An unnamed institutional investor has outlaid $33 million for two industrial facilities in Sydney and Melbourne as demand for industrial investment property outstrips supply in Australia’s leading capital city markets.
The Blacktown and Sunshine North properties were picked up in an off-market deal by the private Melbourne investor, on a blended yield of below six per cent.
The Sydney site, at 46 Bessemer Street, comprises a 10,220sq m building located on a 32,268sq m land parcel.
The Blacktown property is leased to Valspar, with three years remaining of a 12-year term, on a net rental return of $1.255 million a year.
The Melbourne site, at 323-325 St Albans Road, spans just over 10,000sq m of building area on a 4.5 hectare site.
The Sunshine North property is leased to Bluescope with a remaining lease term of 6.3 years at an annual rental return of $773,000.
Dawkins Occhiuto director Chris Jones along with Colliers International’s Gavin Bishop brokered the industrial property deal.
Jones said the assets were purchased to complement a diversified industrial portfolio with an emphasis on location and solid tenancy profiles.

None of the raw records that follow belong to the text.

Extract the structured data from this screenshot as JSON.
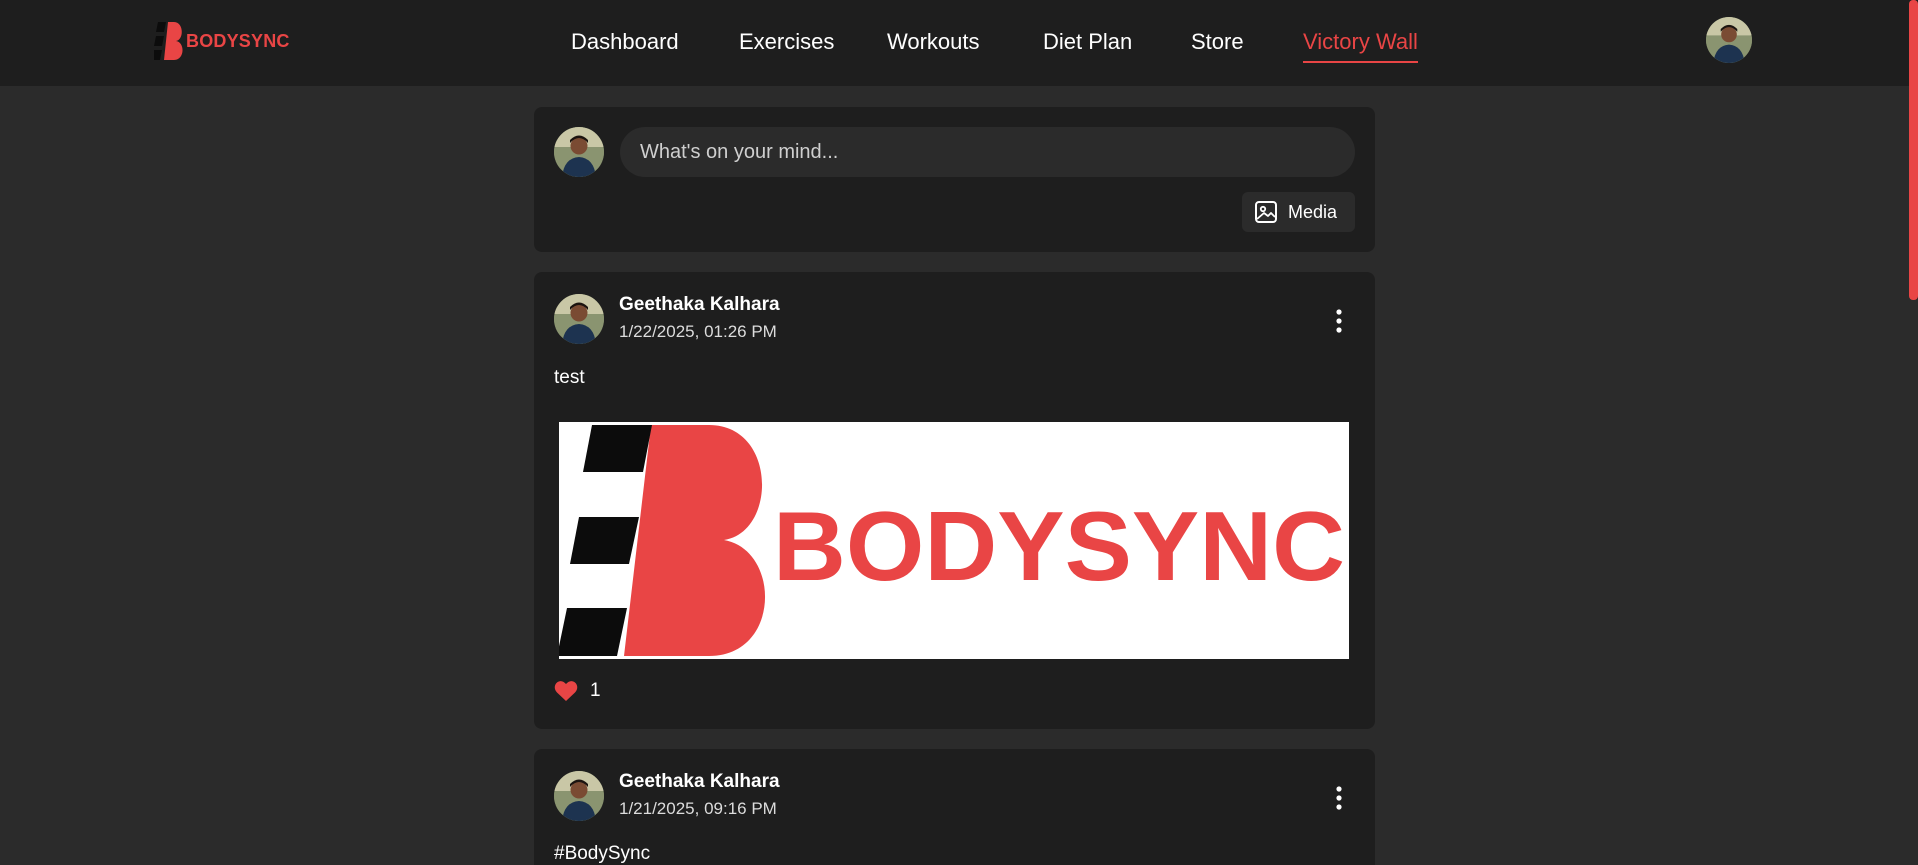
{
  "brand": {
    "name": "BODYSYNC",
    "accent_color": "#e94545"
  },
  "nav": {
    "items": [
      {
        "label": "Dashboard"
      },
      {
        "label": "Exercises"
      },
      {
        "label": "Workouts"
      },
      {
        "label": "Diet Plan"
      },
      {
        "label": "Store"
      },
      {
        "label": "Victory Wall",
        "active": true
      }
    ]
  },
  "composer": {
    "placeholder": "What's on your mind...",
    "media_label": "Media",
    "media_icon": "image-icon"
  },
  "posts": [
    {
      "author": "Geethaka Kalhara",
      "timestamp": "1/22/2025, 01:26 PM",
      "text": "test",
      "image_text": "BODYSYNC",
      "likes": "1",
      "liked": true
    },
    {
      "author": "Geethaka Kalhara",
      "timestamp": "1/21/2025, 09:16 PM",
      "text": "#BodySync"
    }
  ]
}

“The properties are also located in very well established industrial areas with excellent access to key road networks and offer strong underlying land value and growth prospects,’’ Jones said.
Lack of quality industrial stock in both cities, particularly Sydney are offering additional tenancy security, Jones explained.

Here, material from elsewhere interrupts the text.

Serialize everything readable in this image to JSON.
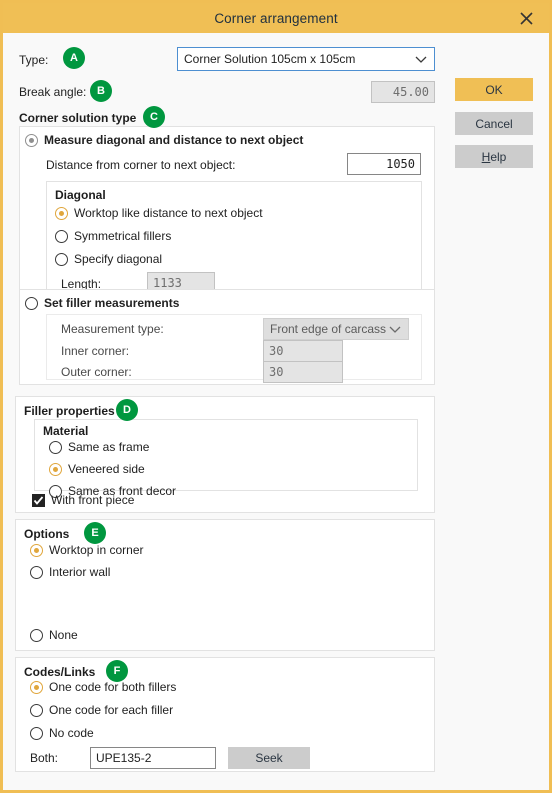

“This is an astute purchase of quality industrial investment properties at a time when such assets have become increasingly hard to find, particularly in Australia’s best industrial markets.”
The latest Herron Todd White commercial report said demand levels generally remain strong in Sydney’s market, particularly well-located industrial precincts with good connectivity to major transport routes, including suburbs Liverpool, Campbelltown, Parramatta, Blacktown and Penrith.
Similarly, the report identified Melbourne’s industrial market as strong throughout 2018, thanks to low interest rates and a relatively stable economy.
The Herron Todd White report identified Melbourne’s “growth corridors,” where there is an abundance of vacant land prime for development, including suburbs such as Dandenong South and Pakenham in the south-east, Truganina and Derrimut in the west and Epping in Melbourne’s north.
Main image: Aerial shot of Blacktown, Sydney.